Nowrasteh tells how this movie has had broad and cross appeal to people of different faith backgrounds. Rabbis who have screened the film have responded enthusiastically to the movie that authentically depicts a Jewish family “in a chaotic world” that needs a Messiah. Cyrus tells how Jewish traditions are honored and how authentic, realistic, and cinematographic locations are used.
Cyrus describes the building of the conflict in the movie as a delicate balance that is directed to look natural, realistic, and authentic. The movie is captivating and builds in intensity and with a sense of jeopardy with the carefully crafted antagonists. However, while there is a constant sense of danger, there is also a sense of God’s presence, guidance, and protection in the life of the young Jesus. Against the background of evil darkness, the movie is a “journey into the light.”
This movie is an imagined story of what is must have been like in Jesus’ early years because very little is in the Bible about His early life. However, the writers of the screenplay have paid great attention to the history, cultures of the time, and to Biblical scholarship. The movie is based on Anne Rice’s novel “Christ the Lord: Out of Egypt,” that she wrote after she had a spiritual awakening and converted to Catholicism. In the interview with Austin Movie Examiner, Cyrus Nowrasteh explained that some of the imagined extra-Biblical material for the novel and movie came from 2000-year-old stories that came out of Egypt, especially Alexandria, after the Holy Family was there.

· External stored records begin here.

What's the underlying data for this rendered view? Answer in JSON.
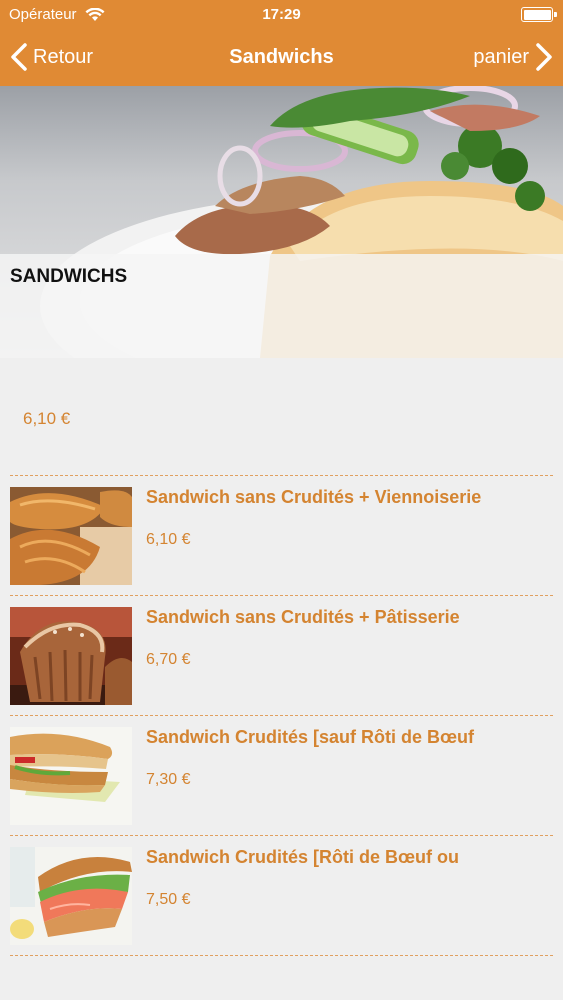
{
  "status_bar": {
    "carrier": "Opérateur",
    "time": "17:29"
  },
  "nav": {
    "back_label": "Retour",
    "title": "Sandwichs",
    "cart_label": "panier"
  },
  "hero": {
    "title": "SANDWICHS"
  },
  "first_item": {
    "price": "6,10 €"
  },
  "items": [
    {
      "name": "Sandwich sans Crudités + Viennoiserie",
      "price": "6,10 €",
      "thumb": "croissants"
    },
    {
      "name": "Sandwich sans Crudités + Pâtisserie",
      "price": "6,70 €",
      "thumb": "muffins"
    },
    {
      "name": "Sandwich Crudités [sauf Rôti de Bœuf",
      "price": "7,30 €",
      "thumb": "baguette-chicken"
    },
    {
      "name": "Sandwich Crudités [Rôti de Bœuf ou",
      "price": "7,50 €",
      "thumb": "baguette-salmon"
    }
  ],
  "colors": {
    "accent": "#e08a34",
    "price_text": "#d48431",
    "background": "#efefef"
  }
}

Cyrus wishes other redemptive and faith-based movies well, as one movie builds on the growing momentum of earlier movies. He believes the movie “The Passion of the Christ” has started a “wild fire” of faith-based movies, made possible with the “divine creation” of the camera and ever-improving cinematography. He says that the faith-based movies in theaters are all connected, linked. Each one builds on the earlier ones with an ever-growing revealing of God’s nature, work, and relationships with men in our world.
Dr. Ted Baehr of Movieguide.org, who has served as a consultant for this movie, has written, “There are many movies about Jesus since the 1890s. Only one has been word for word. All the others create story elements not found in the Bible. So, THE JESUS FILM, which has been seen by a billion people, is 70 percent the Gospel of Luke. The rest was added to make the movie dramatic…I had long conversations with the filmmaker, John Heyman, about how to dramatize the Gospel while keeping the orthodox, biblical theology….Even if a movie is word for word, like THE GOSPEL OF JOHN, the casting, the set direction, the locations, are all products of the filmmaker’s imagination…”
Cyrus Nowrasteh tells that “The Young Messiah” is intended as reverential but relatable and authentic for families. He says that even skeptics connect with the characters and story on an emotional level. He hopes that viewers will fall in love with the characters and that “their skepticism will be dismissed and go out the window.” Nowrasteh has watched a lot of Biblical movies, but directed “The Young Messiah” from his heart, wanting a fresh look at the life of Christ.